Thu Nov 4, 7:04 PM ET Middle East - AP
By APARNA H. KUMAR, Associated Press Writer
WASHINGTON - When Jennifer Peterson joined the Peace Corps in 2000, she
wanted to go to the Middle East. That left her with just one option -
Jordan, where she spent two years teaching English to girls.
At a time when the United States is striving to fight growing
anti-Americanism around the world, the Peace Corps is trying to expand its
reach into other Muslim countries. Right now, Jordan remains its only
outpost in the Middle East.
The reasons: Many countries in the region are wealthy and don't need
assistance. Most Middle Eastern countries have not asked for volunteers,
whether through pride or for political reasons. And then there are security
"If there ever was a time that we needed to advance the ideal of peace and
friendship (and promote) an understanding of Americans, that time is now,"
Peace Corps director Gaddi Vasquez said recently.
By tradition, the Peace Corps will only go where it is invited. So for now,
its presence in the Muslim world is limited to North and West African
countries and to Central Asian nations that were once part of the Soviet
Union.
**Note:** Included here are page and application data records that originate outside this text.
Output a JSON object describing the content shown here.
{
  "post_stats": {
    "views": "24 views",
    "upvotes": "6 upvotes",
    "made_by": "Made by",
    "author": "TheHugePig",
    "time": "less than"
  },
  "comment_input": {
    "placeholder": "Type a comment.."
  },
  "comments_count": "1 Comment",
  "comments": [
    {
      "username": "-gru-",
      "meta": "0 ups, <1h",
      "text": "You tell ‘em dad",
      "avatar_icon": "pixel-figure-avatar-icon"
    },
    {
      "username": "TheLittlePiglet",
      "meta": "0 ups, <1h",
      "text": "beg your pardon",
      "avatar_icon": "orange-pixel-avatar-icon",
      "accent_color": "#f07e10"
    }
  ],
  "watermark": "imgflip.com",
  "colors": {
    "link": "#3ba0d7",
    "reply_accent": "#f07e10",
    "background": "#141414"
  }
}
In South Asia, Peace Corps volunteers serve in Bangladesh. In Eastern
Europe they serve in Albania.
All told, some 20 percent of Peace Corps volunteers are serving in 18
predominantly Muslim countries, which the organization defines as having a
population that is at least 40 percent Muslim. Currently, 39 volunteers are
serving in Jordan
The Peace Corps has grown to its largest size in 28 years, with 7,533
volunteers working in 71 countries. Volunteers are given intensive language
training and work in areas such as health, education, HIV (news - web
sites)/AIDS (news - web sites) prevention, information technology, the
environment, agriculture and youth development.
Still, demand for Peace Corps volunteers is at an all-time high, according
to Vasquez. Twelve other predominantly Muslim countries - though none in the
Mideast - are on a waiting list to become Peace Corps hosts: Afghanistan
(news - web sites), Pakistan, Algeria, Bosnia-Herzegovina, Djibouti,
Nigeria, Eritrea, Ethiopia, Tunisia, Tajikistan, Comoros and Sierra Leone.
Indonesia has also recently expressed an interest to host volunteers.
"These countries, I believe, want to better understand America, and
volunteers want to better understand their host countries," Vasquez said.
Mohammed Naser, a Jordanian who trained Peace Corps volunteers between 2001
and 2003, said the program helped Jordanians and Americans overcome not just
cultural barriers, but political ones.
He wonders why the Peace Corps hasn't gone knocking on more doors in the
region, especially in areas where international non-governmental
organizations and the U.S. Agency for International Development are already
"As long as there is a service to be provided to the host country and the
Peace Corps is providing it, I don't see why the average Syrian would say
no," Naser said.
Some of the reluctance may come from the American side. Despite its
eagerness to expand, the Peace Corps' overriding concern must be the safety
of its volunteers. Many of the countries where fundamentalism and
anti-Americanism are most rampant are considered too dangerous.
"The Peace Corps has done more than any single element of American foreign
policy in changing the way the world looks at the United States," said
Robert Pastor, a former Peace Corps volunteer in Malaysia and the current
vice president of international relations at American University in
But he cautioned that while expanding the Peace Corps "would help the United
States tremendously, there are also dangers where terrorism confronts us."
The Peace Corps has been forced to constantly evaluate security conditions
in its host countries, and at times, pull back its volunteers.
Volunteers returned to Morocco last May after the organization suspended its
program there in April 2003 to wait out reverberations from the Iraq (news -
web sites) war - avoiding the country's worst-ever terrorist attack a month
Peterson, 26, could have hardly picked a more interesting time to serve in
"It's an important program," Peterson, 26, said. "Jordan's not the poorest
country in the world, but the opportunity to build relationships and
overcome some people's misperceptions of Americans is greater than in other
On the Net:
Peace Corps: http://www.peacecorps.gov